Article: Electronic $US5.00

This paper questions the idea of the capacity to learn as an individualised and naturalised phenonemon. The qualitative research on academic and professional trajectories shows that what the dominant discourse in the education system calls capacity to learn is not only a matter of being able to study and, moreover, it is not an exclusively individual phenomenon. In our research, we have identified four main social institutions (individual, family, education system and employment) that are intermingled in the production of the idea of the capacity to learn. Therefore, we have come to the conclusion that the so-called capacity to learn is a social product. It is a combination of beliefs, strategies and skills.
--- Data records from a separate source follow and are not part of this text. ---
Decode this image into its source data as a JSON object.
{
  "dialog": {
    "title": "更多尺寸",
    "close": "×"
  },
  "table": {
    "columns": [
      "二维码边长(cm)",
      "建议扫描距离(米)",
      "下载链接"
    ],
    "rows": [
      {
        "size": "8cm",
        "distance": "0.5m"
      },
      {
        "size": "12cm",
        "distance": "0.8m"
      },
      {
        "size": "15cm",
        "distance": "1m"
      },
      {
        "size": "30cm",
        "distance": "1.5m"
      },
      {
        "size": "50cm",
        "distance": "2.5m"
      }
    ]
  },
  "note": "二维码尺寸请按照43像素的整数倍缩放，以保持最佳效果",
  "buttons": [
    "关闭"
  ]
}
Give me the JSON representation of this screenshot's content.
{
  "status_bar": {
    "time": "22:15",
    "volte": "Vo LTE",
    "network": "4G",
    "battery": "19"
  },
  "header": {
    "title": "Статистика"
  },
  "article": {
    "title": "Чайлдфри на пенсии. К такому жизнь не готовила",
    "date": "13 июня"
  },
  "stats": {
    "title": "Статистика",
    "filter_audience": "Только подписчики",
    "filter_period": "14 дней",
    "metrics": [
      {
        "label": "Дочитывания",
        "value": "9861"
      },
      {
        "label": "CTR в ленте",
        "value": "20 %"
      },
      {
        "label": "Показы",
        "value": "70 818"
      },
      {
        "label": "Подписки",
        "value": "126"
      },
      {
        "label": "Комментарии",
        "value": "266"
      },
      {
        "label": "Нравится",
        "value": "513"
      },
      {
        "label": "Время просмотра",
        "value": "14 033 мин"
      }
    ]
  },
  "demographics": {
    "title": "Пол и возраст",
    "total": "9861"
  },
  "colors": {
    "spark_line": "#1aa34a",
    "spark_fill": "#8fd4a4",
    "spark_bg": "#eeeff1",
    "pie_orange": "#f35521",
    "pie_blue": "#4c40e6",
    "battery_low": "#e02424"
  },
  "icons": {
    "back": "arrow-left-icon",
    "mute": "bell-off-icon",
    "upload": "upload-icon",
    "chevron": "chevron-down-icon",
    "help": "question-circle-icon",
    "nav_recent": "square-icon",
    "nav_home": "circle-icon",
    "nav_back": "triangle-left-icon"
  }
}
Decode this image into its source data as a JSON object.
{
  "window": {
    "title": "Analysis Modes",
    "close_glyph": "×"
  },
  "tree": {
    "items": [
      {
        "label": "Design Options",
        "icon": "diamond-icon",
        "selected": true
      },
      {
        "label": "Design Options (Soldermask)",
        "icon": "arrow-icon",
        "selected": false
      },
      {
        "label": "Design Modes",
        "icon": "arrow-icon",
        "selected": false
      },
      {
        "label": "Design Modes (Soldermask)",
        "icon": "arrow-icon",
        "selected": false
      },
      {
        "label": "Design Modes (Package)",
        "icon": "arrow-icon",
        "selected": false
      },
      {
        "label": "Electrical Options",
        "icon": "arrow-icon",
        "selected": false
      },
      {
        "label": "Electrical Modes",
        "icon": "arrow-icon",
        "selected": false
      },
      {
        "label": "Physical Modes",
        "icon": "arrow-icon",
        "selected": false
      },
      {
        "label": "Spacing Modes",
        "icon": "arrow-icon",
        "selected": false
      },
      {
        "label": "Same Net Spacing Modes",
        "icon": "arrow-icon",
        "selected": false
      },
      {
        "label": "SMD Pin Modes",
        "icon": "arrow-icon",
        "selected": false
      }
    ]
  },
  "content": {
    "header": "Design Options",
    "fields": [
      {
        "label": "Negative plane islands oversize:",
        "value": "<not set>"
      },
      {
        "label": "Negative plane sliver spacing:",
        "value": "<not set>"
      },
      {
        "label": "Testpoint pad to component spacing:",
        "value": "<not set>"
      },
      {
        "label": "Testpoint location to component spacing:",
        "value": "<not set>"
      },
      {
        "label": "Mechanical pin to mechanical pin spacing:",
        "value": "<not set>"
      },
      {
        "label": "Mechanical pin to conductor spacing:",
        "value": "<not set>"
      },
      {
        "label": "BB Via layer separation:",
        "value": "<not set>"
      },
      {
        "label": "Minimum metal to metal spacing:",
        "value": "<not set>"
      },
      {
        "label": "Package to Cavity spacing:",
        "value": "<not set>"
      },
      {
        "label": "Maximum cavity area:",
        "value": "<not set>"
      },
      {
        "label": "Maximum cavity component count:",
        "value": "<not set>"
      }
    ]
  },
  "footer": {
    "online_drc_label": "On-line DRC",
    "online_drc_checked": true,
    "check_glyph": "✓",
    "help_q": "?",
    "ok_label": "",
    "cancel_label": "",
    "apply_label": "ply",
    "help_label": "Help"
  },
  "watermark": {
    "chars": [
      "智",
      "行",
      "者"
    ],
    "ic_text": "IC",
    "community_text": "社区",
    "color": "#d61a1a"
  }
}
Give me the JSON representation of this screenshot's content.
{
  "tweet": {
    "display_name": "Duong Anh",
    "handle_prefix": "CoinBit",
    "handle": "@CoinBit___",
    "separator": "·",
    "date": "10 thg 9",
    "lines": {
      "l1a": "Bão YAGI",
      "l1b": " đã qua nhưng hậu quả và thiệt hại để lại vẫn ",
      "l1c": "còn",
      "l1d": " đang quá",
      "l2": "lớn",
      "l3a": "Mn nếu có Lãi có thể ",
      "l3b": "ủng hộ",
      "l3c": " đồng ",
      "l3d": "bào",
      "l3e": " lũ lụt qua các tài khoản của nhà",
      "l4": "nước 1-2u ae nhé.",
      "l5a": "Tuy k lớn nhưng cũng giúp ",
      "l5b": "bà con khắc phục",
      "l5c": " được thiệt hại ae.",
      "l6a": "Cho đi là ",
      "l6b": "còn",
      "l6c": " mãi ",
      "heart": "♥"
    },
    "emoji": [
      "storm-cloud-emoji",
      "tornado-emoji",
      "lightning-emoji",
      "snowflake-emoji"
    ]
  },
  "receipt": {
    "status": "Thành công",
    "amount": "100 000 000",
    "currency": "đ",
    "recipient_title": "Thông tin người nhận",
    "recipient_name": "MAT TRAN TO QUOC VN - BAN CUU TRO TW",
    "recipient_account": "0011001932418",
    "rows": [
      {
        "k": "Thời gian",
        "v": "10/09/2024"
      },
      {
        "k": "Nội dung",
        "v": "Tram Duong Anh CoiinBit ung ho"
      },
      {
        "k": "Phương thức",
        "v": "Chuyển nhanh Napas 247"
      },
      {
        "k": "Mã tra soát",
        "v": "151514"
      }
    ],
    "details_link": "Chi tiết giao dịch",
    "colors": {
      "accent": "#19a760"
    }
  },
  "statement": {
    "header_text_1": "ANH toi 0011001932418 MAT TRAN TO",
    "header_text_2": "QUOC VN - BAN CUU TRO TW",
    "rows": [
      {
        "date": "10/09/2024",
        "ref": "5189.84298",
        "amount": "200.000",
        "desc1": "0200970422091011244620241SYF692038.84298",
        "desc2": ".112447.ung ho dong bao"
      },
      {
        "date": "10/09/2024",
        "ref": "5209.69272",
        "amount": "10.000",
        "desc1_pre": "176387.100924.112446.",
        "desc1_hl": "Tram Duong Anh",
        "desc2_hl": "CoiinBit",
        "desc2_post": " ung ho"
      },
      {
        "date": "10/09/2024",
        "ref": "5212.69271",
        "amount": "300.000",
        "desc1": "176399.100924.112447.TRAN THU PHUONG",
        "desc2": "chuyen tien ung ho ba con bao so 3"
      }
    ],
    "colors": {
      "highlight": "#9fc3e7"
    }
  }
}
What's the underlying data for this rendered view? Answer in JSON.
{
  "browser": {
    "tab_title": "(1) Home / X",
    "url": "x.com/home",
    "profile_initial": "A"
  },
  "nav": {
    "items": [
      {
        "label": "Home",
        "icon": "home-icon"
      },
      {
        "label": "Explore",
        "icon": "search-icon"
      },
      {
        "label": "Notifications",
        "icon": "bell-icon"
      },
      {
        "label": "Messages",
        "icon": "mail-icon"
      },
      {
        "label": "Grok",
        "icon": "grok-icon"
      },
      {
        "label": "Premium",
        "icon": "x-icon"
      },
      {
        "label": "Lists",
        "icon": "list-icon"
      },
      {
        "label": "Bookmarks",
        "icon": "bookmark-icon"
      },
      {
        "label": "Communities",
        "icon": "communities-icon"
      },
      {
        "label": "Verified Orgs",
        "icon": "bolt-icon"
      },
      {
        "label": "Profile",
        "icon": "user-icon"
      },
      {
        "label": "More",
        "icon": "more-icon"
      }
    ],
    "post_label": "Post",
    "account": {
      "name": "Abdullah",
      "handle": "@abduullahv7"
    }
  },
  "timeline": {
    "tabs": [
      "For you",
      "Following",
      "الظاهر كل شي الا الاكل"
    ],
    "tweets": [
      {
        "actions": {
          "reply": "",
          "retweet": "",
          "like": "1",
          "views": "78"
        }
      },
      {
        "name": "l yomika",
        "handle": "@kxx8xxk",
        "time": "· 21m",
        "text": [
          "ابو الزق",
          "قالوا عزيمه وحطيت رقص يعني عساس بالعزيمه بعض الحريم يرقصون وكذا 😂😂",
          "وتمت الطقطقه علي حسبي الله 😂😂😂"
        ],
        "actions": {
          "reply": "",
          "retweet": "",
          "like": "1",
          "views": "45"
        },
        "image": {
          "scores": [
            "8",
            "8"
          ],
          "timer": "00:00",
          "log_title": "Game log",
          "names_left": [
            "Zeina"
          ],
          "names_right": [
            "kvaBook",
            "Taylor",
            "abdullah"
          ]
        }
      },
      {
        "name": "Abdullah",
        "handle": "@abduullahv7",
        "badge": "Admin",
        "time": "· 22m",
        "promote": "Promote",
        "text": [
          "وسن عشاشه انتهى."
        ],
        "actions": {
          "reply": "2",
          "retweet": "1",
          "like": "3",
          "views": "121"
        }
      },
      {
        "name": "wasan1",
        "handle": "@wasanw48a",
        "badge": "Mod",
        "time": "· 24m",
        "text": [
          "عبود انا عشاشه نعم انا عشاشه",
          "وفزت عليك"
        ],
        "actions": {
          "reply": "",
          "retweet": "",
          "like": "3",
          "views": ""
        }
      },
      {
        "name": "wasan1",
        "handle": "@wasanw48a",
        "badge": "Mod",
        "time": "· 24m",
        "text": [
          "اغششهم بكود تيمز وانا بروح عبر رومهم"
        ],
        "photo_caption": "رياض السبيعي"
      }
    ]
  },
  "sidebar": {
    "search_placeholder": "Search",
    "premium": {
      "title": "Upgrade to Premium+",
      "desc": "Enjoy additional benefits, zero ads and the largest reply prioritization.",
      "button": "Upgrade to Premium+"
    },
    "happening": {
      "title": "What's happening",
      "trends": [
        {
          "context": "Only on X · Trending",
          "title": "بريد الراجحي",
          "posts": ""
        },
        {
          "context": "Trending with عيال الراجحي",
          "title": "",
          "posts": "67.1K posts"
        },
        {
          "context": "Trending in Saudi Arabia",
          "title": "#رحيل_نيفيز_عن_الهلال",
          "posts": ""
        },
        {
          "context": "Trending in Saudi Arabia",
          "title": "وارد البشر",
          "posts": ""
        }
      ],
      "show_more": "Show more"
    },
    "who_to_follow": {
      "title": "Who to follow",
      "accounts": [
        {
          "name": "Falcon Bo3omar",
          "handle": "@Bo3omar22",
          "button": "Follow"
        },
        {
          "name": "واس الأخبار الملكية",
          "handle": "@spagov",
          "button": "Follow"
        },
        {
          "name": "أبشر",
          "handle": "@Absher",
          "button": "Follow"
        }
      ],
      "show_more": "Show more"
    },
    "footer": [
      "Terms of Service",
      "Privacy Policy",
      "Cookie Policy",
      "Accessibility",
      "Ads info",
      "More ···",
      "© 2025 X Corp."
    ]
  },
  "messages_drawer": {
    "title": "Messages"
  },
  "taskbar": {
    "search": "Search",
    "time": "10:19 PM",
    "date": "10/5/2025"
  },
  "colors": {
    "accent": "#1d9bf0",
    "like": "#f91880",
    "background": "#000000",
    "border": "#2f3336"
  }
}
The idea of the capacity to learn is produced in the context of power relationships. The inner conflict in each of these social institutions is permanent. The negotiation process between these social institutions is also constant. The outcome of these power relationships conditions the dominant cultural model. Hence, the so-called capacity to learn is related to a dominant cultural reference, which is shown as natural and reasonable.

Keywords: Capacity to Learn, Social Product, Academic and Professional Trajectories, Individualised Phenomenon, Naturalised Phenomenon

International Journal of Pedagogy and Curriculum, Volume 19, Issue 3, pp.119-131. Article: Print (Spiral Bound). Article: Electronic (PDF File; 331.887KB).

Dr. Harkaitz Zubiri

Assistant Professor, Department of Didactics and School Organisation, University of the Basque Country, San Sebastian, Spain

Harkaitz Zubiri is an assistant professor at the University of the Basque Country. He studied at Leipzig University, graduated in English Philology at the University of Deusto, and graduated in sociology and in teaching and received a Ph.D. in Sociology at the University of the Basque Country. He had a four years doctorate research grant from the Basque government. He is interested in social inequality, education, and creative and cultural activities such as literature.